 So wildly on the air,
It seem’d as if a burden’d heart
 Was breaking in despair.

Saw you those hands so sadly clasped—
 The bowed and feeble head—
The shuddering of that fragile form—
 That look of grief and dread?

Saw you the sad, imploring eye?
 Its every glance was pain,
As if a storm of agony
 Were sweeping through the brain.

She is a mother pale with fear,
 Her boy clings to her side,
And in her kyrtle vainly tries
 His trembling form to hide.

He is not hers, although she bore
 For him a mother’s pains;
He is not hers, although her blood
 Is coursing through his veins!

He is not hers, for cruel hands
 May rudely tear apart
The only wreath of household love
 That binds her breaking heart.

His love has been a joyous light
 That o’er her pathway smiled,
A fountain gushing ever new,
 Amid life’s desert wild.

His lightest word has been a tone
 Of music round her heart,
Their lives a streamlet blent in one—
 Oh, Father! must they part?

They tear him from her circling arms,
   Her last and fond embrace.
Oh! never more may her sad eyes
   Gaze on his mournful face.

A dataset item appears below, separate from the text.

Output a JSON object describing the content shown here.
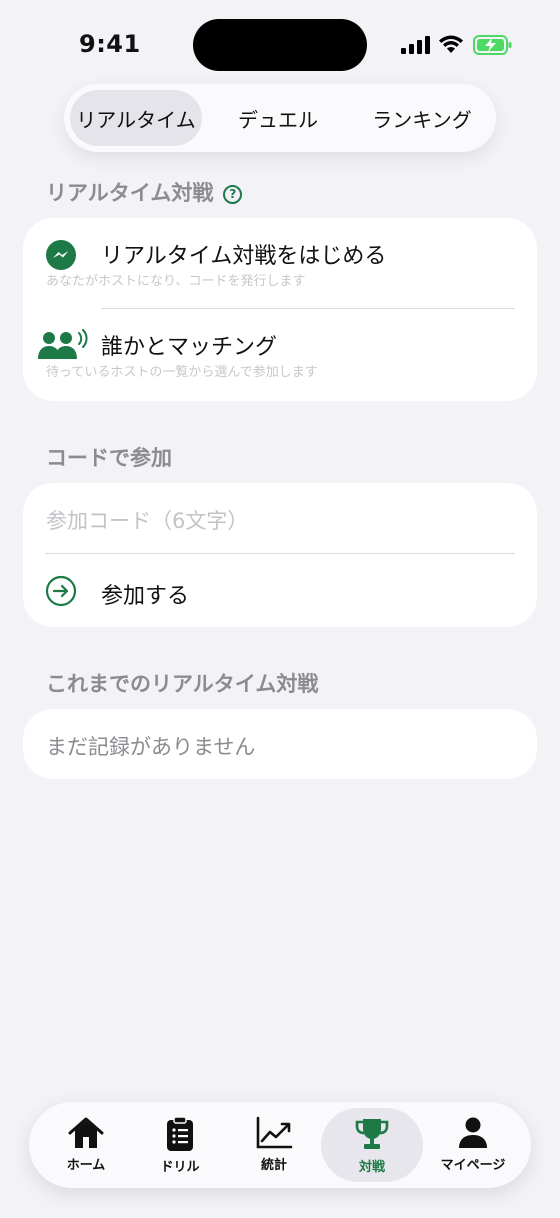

No marvel, then, these bitter shrieks
   Disturb the listening air:
She is a mother, and her heart
   Is breaking in despair.

© Frances Ellen Watkins Harper